GPT-4 Turbo can process up to 100,000 words (128,000 tokens) or 300 pages of a standard book at once. The previous GPT-4 model in ChatGPT could only handle 8,000 tokens, which is about 4,000 to 6,000 words.
Thanks to the much larger context window, GPT-4 Turbo can process much more content and answer detailed questions about it or summarize it. While this is true, initial tests also indicate that you should not rely on this ability.
In late July, researchers at Stanford University, the University of California, Berkeley, and Samaya AI demonstrated for the first time that large language models are particularly good at retrieving information at the beginning and end of a document.
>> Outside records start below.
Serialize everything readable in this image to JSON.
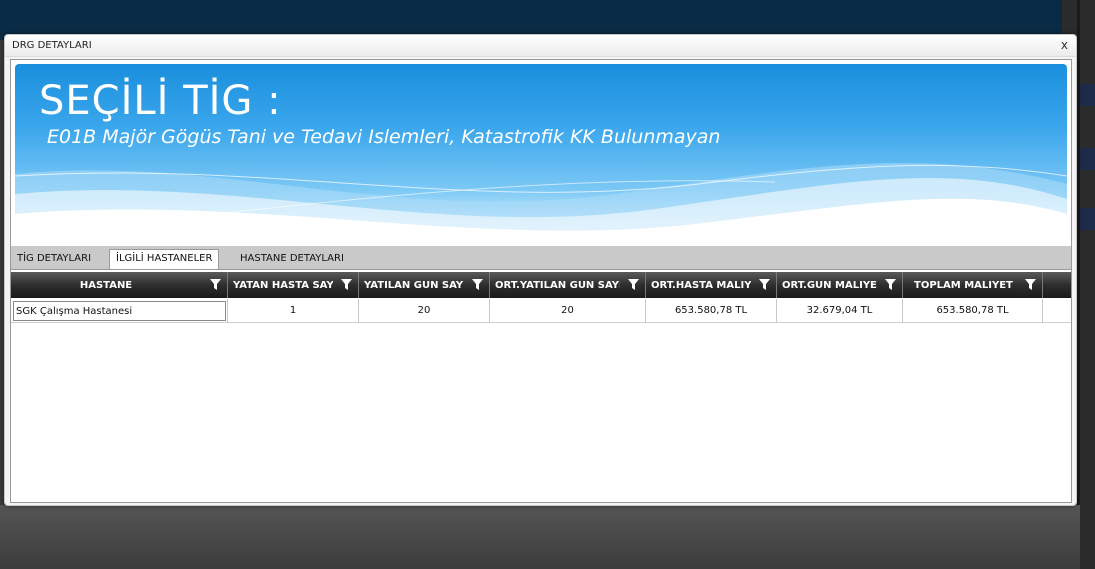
{
  "dialog": {
    "title": "DRG DETAYLARI",
    "close": "x"
  },
  "banner": {
    "heading": "SEÇİLİ TİG :",
    "subtitle": "E01B Majör Gögüs Tani ve Tedavi Islemleri, Katastrofik KK Bulunmayan"
  },
  "tabs": [
    {
      "label": "TİG DETAYLARI",
      "active": false
    },
    {
      "label": "İLGİLİ HASTANELER",
      "active": true
    },
    {
      "label": "HASTANE DETAYLARI",
      "active": false
    }
  ],
  "grid": {
    "columns": [
      "HASTANE",
      "YATAN HASTA SAYISI",
      "YATILAN GÜN SAYISI",
      "ORT.YATILAN GÜN SAYISI",
      "ORT.HASTA MALİYETİ",
      "ORT.GÜN MALİYETİ",
      "TOPLAM MALİYET"
    ],
    "rows": [
      [
        "SGK Çalışma Hastanesi",
        "1",
        "20",
        "20",
        "653.580,78 TL",
        "32.679,04 TL",
        "653.580,78 TL"
      ]
    ]
  },
  "colors": {
    "banner_blue": "#1a8fdd",
    "header_dark": "#2e2e2e"
  }
}
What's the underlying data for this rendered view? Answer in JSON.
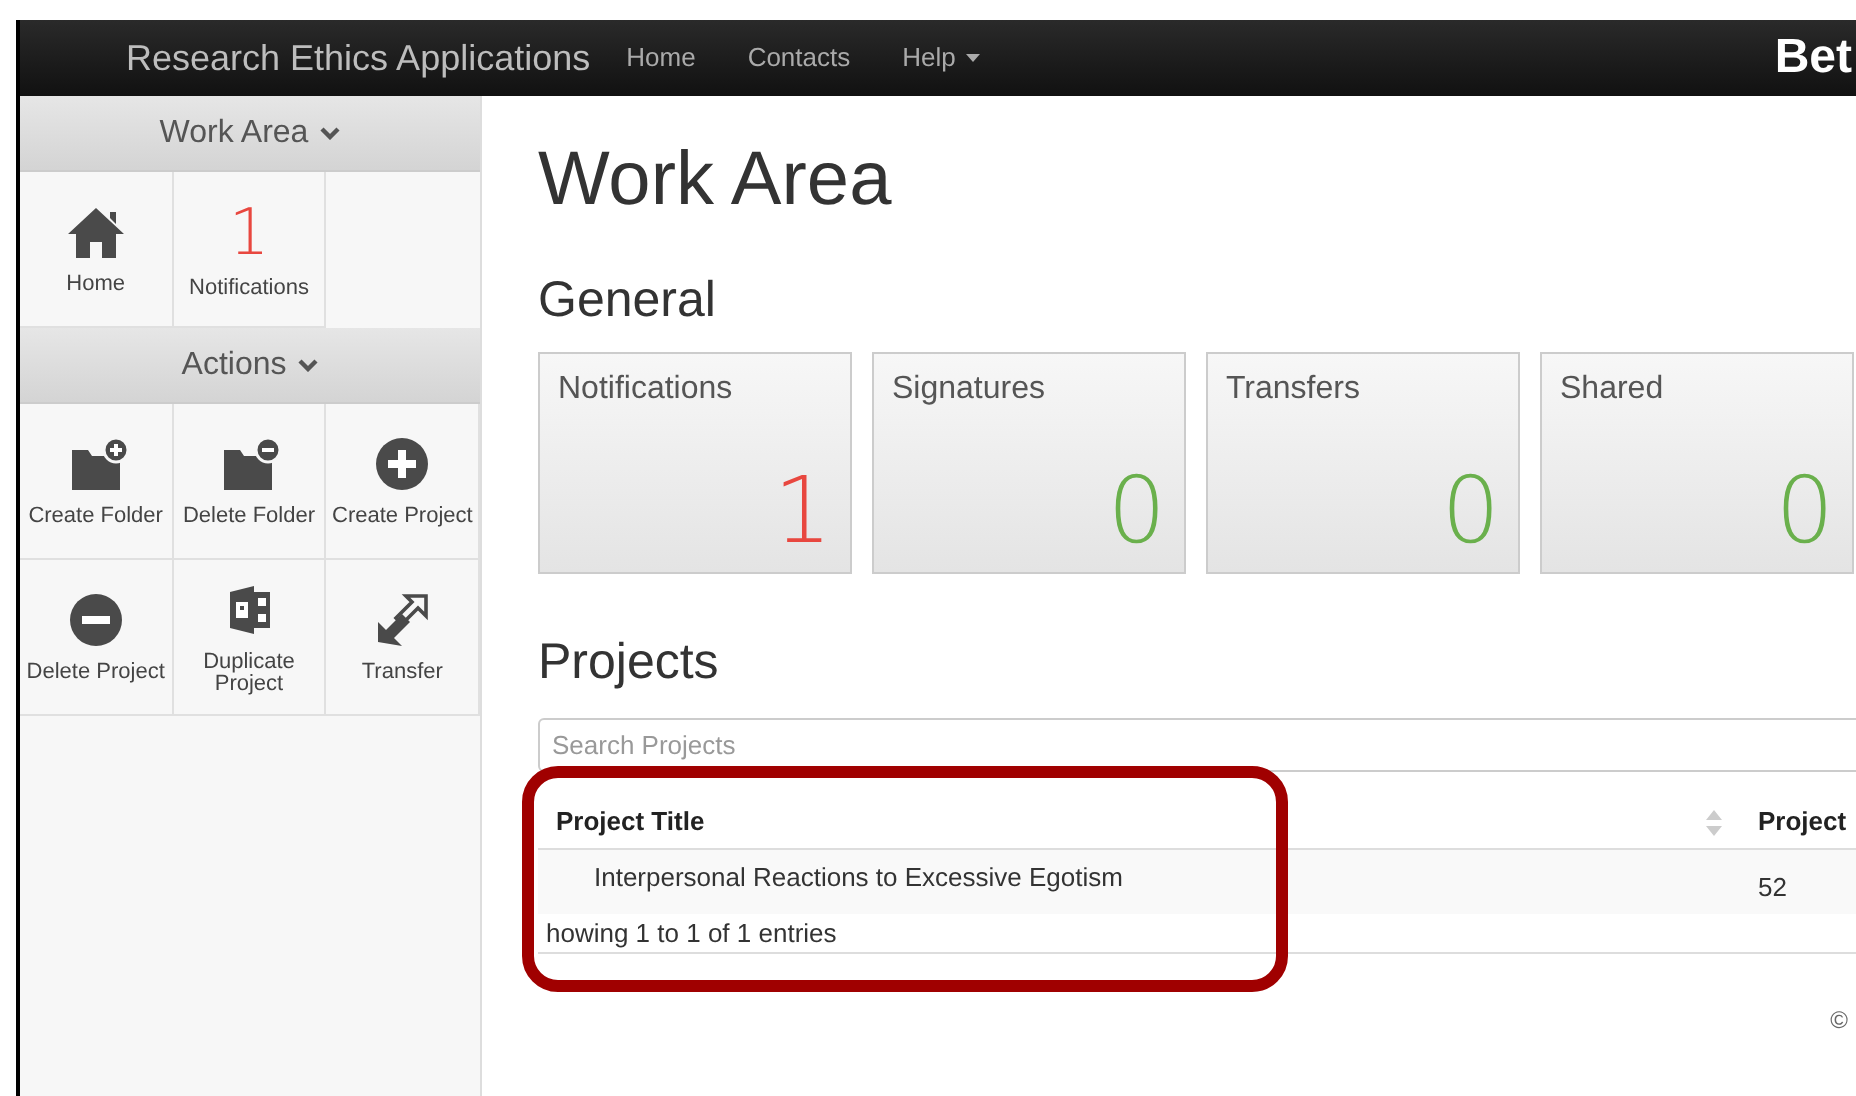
{
  "navbar": {
    "brand": "Research Ethics Applications",
    "links": [
      {
        "label": "Home",
        "dropdown": false
      },
      {
        "label": "Contacts",
        "dropdown": false
      },
      {
        "label": "Help",
        "dropdown": true
      }
    ],
    "right_text": "Bet"
  },
  "sidebar": {
    "sections": [
      {
        "title": "Work Area",
        "tiles": [
          {
            "kind": "icon",
            "label": "Home"
          },
          {
            "kind": "count",
            "count": "1",
            "label": "Notifications"
          }
        ]
      },
      {
        "title": "Actions",
        "tiles": [
          {
            "kind": "icon",
            "label": "Create Folder"
          },
          {
            "kind": "icon",
            "label": "Delete Folder"
          },
          {
            "kind": "icon",
            "label": "Create Project"
          },
          {
            "kind": "icon",
            "label": "Delete Project"
          },
          {
            "kind": "icon",
            "label": "Duplicate Project"
          },
          {
            "kind": "icon",
            "label": "Transfer"
          }
        ]
      }
    ]
  },
  "page_title": "Work Area",
  "general": {
    "title": "General",
    "cards": [
      {
        "title": "Notifications",
        "value": "1",
        "color": "#e8473f"
      },
      {
        "title": "Signatures",
        "value": "0",
        "color": "#6ab04c"
      },
      {
        "title": "Transfers",
        "value": "0",
        "color": "#6ab04c"
      },
      {
        "title": "Shared",
        "value": "0",
        "color": "#6ab04c"
      }
    ]
  },
  "projects": {
    "title": "Projects",
    "search": {
      "placeholder": "Search Projects"
    },
    "table": {
      "columns": [
        {
          "label": "Project Title",
          "sortable": true
        },
        {
          "label": "Project",
          "sortable": false
        }
      ],
      "rows": [
        {
          "cells": [
            "Interpersonal Reactions to Excessive Egotism",
            "52"
          ]
        }
      ]
    },
    "info": "howing 1 to 1 of 1 entries",
    "highlighted": true
  },
  "footer": {
    "text": "©"
  }
}
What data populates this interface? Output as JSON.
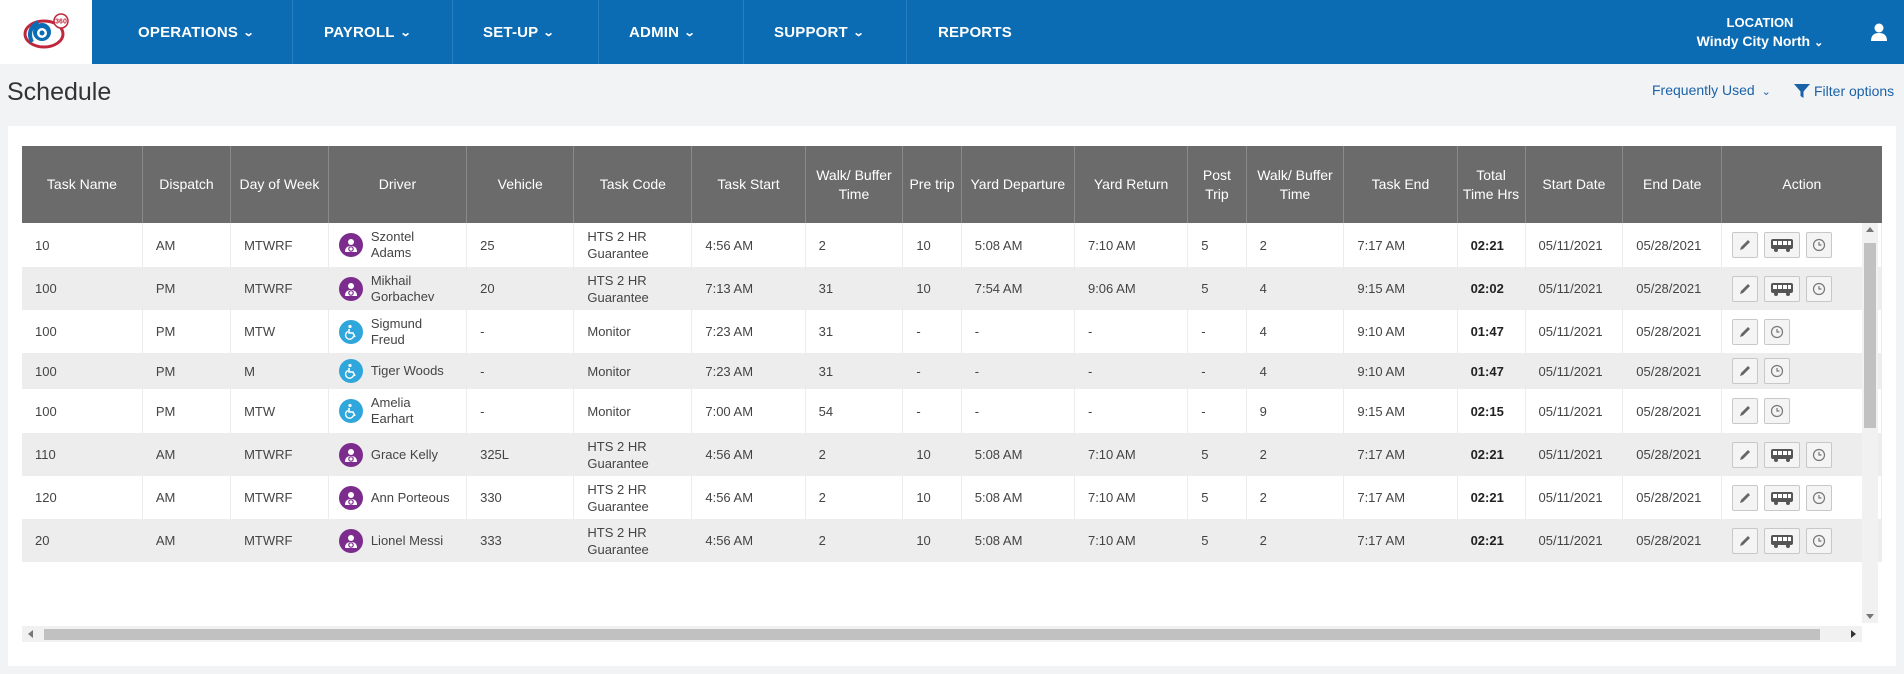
{
  "logo": {
    "text": "360"
  },
  "nav": {
    "operations": "OPERATIONS",
    "payroll": "PAYROLL",
    "setup": "SET-UP",
    "admin": "ADMIN",
    "support": "SUPPORT",
    "reports": "REPORTS"
  },
  "location": {
    "label": "LOCATION",
    "value": "Windy City North"
  },
  "page": {
    "title": "Schedule",
    "frequently_used": "Frequently Used",
    "filter_options": "Filter options"
  },
  "table": {
    "columns": [
      "Task Name",
      "Dispatch",
      "Day of Week",
      "Driver",
      "Vehicle",
      "Task Code",
      "Task Start",
      "Walk/ Buffer Time",
      "Pre trip",
      "Yard Departure",
      "Yard Return",
      "Post Trip",
      "Walk/ Buffer Time",
      "Task End",
      "Total Time Hrs",
      "Start Date",
      "End Date",
      "Action"
    ],
    "rows": [
      {
        "task": "10",
        "dispatch": "AM",
        "dow": "MTWRF",
        "driver": "Szontel Adams",
        "role": "driver",
        "vehicle": "25",
        "code": "HTS 2 HR Guarantee",
        "start": "4:56 AM",
        "walk1": "2",
        "pre": "10",
        "ydep": "5:08 AM",
        "yret": "7:10 AM",
        "post": "5",
        "walk2": "2",
        "end": "7:17 AM",
        "total": "02:21",
        "sdate": "05/11/2021",
        "edate": "05/28/2021",
        "bus": true
      },
      {
        "task": "100",
        "dispatch": "PM",
        "dow": "MTWRF",
        "driver": "Mikhail Gorbachev",
        "role": "driver",
        "vehicle": "20",
        "code": "HTS 2 HR Guarantee",
        "start": "7:13 AM",
        "walk1": "31",
        "pre": "10",
        "ydep": "7:54 AM",
        "yret": "9:06 AM",
        "post": "5",
        "walk2": "4",
        "end": "9:15 AM",
        "total": "02:02",
        "sdate": "05/11/2021",
        "edate": "05/28/2021",
        "bus": true
      },
      {
        "task": "100",
        "dispatch": "PM",
        "dow": "MTW",
        "driver": "Sigmund Freud",
        "role": "monitor",
        "vehicle": "-",
        "code": "Monitor",
        "start": "7:23 AM",
        "walk1": "31",
        "pre": "-",
        "ydep": "-",
        "yret": "-",
        "post": "-",
        "walk2": "4",
        "end": "9:10 AM",
        "total": "01:47",
        "sdate": "05/11/2021",
        "edate": "05/28/2021",
        "bus": false
      },
      {
        "task": "100",
        "dispatch": "PM",
        "dow": "M",
        "driver": "Tiger Woods",
        "role": "monitor",
        "vehicle": "-",
        "code": "Monitor",
        "start": "7:23 AM",
        "walk1": "31",
        "pre": "-",
        "ydep": "-",
        "yret": "-",
        "post": "-",
        "walk2": "4",
        "end": "9:10 AM",
        "total": "01:47",
        "sdate": "05/11/2021",
        "edate": "05/28/2021",
        "bus": false
      },
      {
        "task": "100",
        "dispatch": "PM",
        "dow": "MTW",
        "driver": "Amelia Earhart",
        "role": "monitor",
        "vehicle": "-",
        "code": "Monitor",
        "start": "7:00 AM",
        "walk1": "54",
        "pre": "-",
        "ydep": "-",
        "yret": "-",
        "post": "-",
        "walk2": "9",
        "end": "9:15 AM",
        "total": "02:15",
        "sdate": "05/11/2021",
        "edate": "05/28/2021",
        "bus": false
      },
      {
        "task": "110",
        "dispatch": "AM",
        "dow": "MTWRF",
        "driver": "Grace Kelly",
        "role": "driver",
        "vehicle": "325L",
        "code": "HTS 2 HR Guarantee",
        "start": "4:56 AM",
        "walk1": "2",
        "pre": "10",
        "ydep": "5:08 AM",
        "yret": "7:10 AM",
        "post": "5",
        "walk2": "2",
        "end": "7:17 AM",
        "total": "02:21",
        "sdate": "05/11/2021",
        "edate": "05/28/2021",
        "bus": true
      },
      {
        "task": "120",
        "dispatch": "AM",
        "dow": "MTWRF",
        "driver": "Ann Porteous",
        "role": "driver",
        "vehicle": "330",
        "code": "HTS 2 HR Guarantee",
        "start": "4:56 AM",
        "walk1": "2",
        "pre": "10",
        "ydep": "5:08 AM",
        "yret": "7:10 AM",
        "post": "5",
        "walk2": "2",
        "end": "7:17 AM",
        "total": "02:21",
        "sdate": "05/11/2021",
        "edate": "05/28/2021",
        "bus": true
      },
      {
        "task": "20",
        "dispatch": "AM",
        "dow": "MTWRF",
        "driver": "Lionel Messi",
        "role": "driver",
        "vehicle": "333",
        "code": "HTS 2 HR Guarantee",
        "start": "4:56 AM",
        "walk1": "2",
        "pre": "10",
        "ydep": "5:08 AM",
        "yret": "7:10 AM",
        "post": "5",
        "walk2": "2",
        "end": "7:17 AM",
        "total": "02:21",
        "sdate": "05/11/2021",
        "edate": "05/28/2021",
        "bus": true
      }
    ]
  },
  "colors": {
    "nav_bg": "#0b6cb3",
    "header_bg": "#6b6b6b",
    "driver_avatar": "#7b2c8c",
    "monitor_avatar": "#2fa6dc",
    "link": "#1a62a8"
  },
  "icons": {
    "edit": "pencil-icon",
    "vehicle": "bus-icon",
    "time": "clock-icon",
    "driver": "driver-avatar-icon",
    "monitor": "wheelchair-icon",
    "filter": "funnel-icon",
    "user": "user-icon"
  }
}
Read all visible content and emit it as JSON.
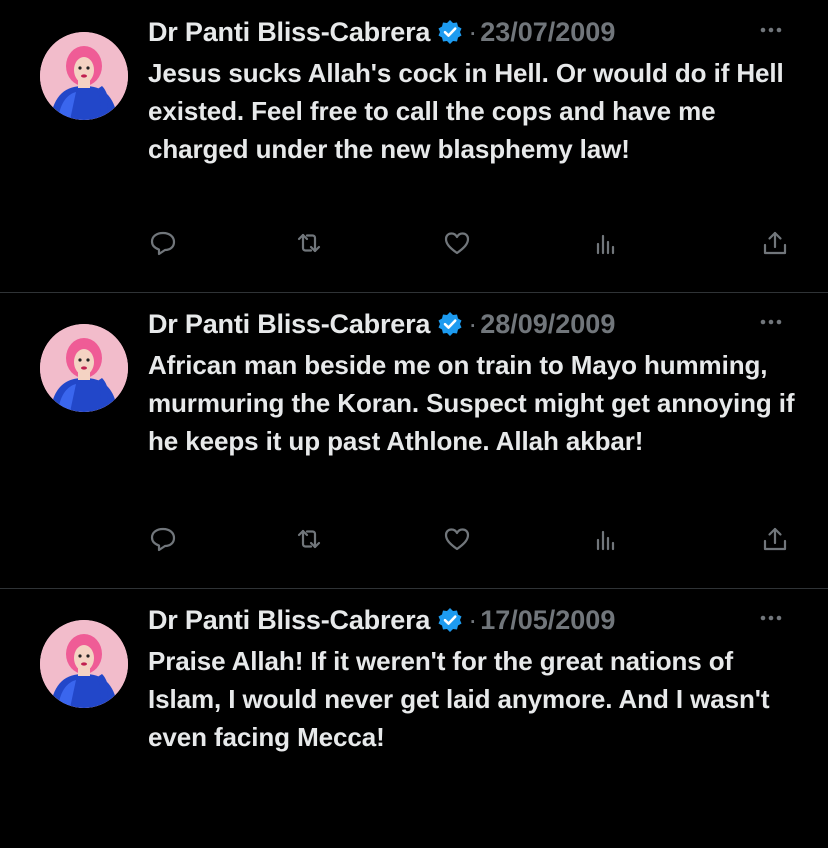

However, content in the middle tends to be overlooked, an effect that is amplified when the models process a lot of input at the same time. The researchers dubbed this effect “Lost in the Middle.”
GPT-4-Turbo also misses facts in the middle and at the end of large inputs
Inspired by this research, Greg Kamradt, Shawn Wang, and Jerry Liu have now conducted initial tests to see if this phenomenon also occurs with GPT-4 Turbo. In his presentation of GPT-4 Turbo, OpenAI CEO Sam Altman emphasized the accuracy of the new model in large contexts.
Kamradt’s testing method consisted of loading essays by Paul Graham into the system and placing a random statement (“The best thing to do in San Francisco is eat a sandwich and sit in Dolores Park on a sunny day”) at various points in the document.
He then tried to extract this information and had another instance of GPT-4 evaluate how well this worked.
In his analysis, Kamradt found that GPT-4’s recall decreased above 73,000 tokens and correlated with the low recall of the statement, which was located between 7 percent and 50 percent of the document depth. However, if the statement was at the beginning of the document, it was found regardless of context length.
Wang’s test showed that although GPT-4 Turbo was able to retrieve 3.5 times more accurate information than the previous GPT-4 with 16,000 tokens, it also showed that the reliability of information retrieval is particularly high at the beginning of the document and then declines sharply.
Liu studied GPT-4 Turbo and Claude-2 for extracting information from large documents (>= 250,000 tokens). He also concluded that there are still problems with summarizing and analyzing large documents. However, GPT-4 Turbo with 128,000 tokens performed significantly better than Claude 2 with 100,000 tokens, especially when Liu used a step-by-step approach for GPT-4 Turbo.
The key takeaways for users from these tests are that facts in large documents are not guaranteed to be retrieved, that reducing the context can increase accuracy, and that position is important for information retrieval.
Information retrieval is more reliable with a vector database
All three tests are not yet statistically significant. However, they clearly show that OpenAI has improved the problem of large context windows, even if it is not yet solved. There are several ways to increase the size of the context window, and we do not know which one OpenAI used. Simply scaling it up would not be sufficient, as the computations required would increase by a square factor.
Thus, the benefit of a large context window is not as obvious as it may seem at first glance, and the unreliability of the information in the middle may actually prove to be a hurdle in real-world applications.
Therefore, embedded search functions or vector databases still have their place despite large context windows, as they are more accurate and less expensive when searching for specific information. The computation of models with large context windows is significantly more expensive than the inference of models with small context windows.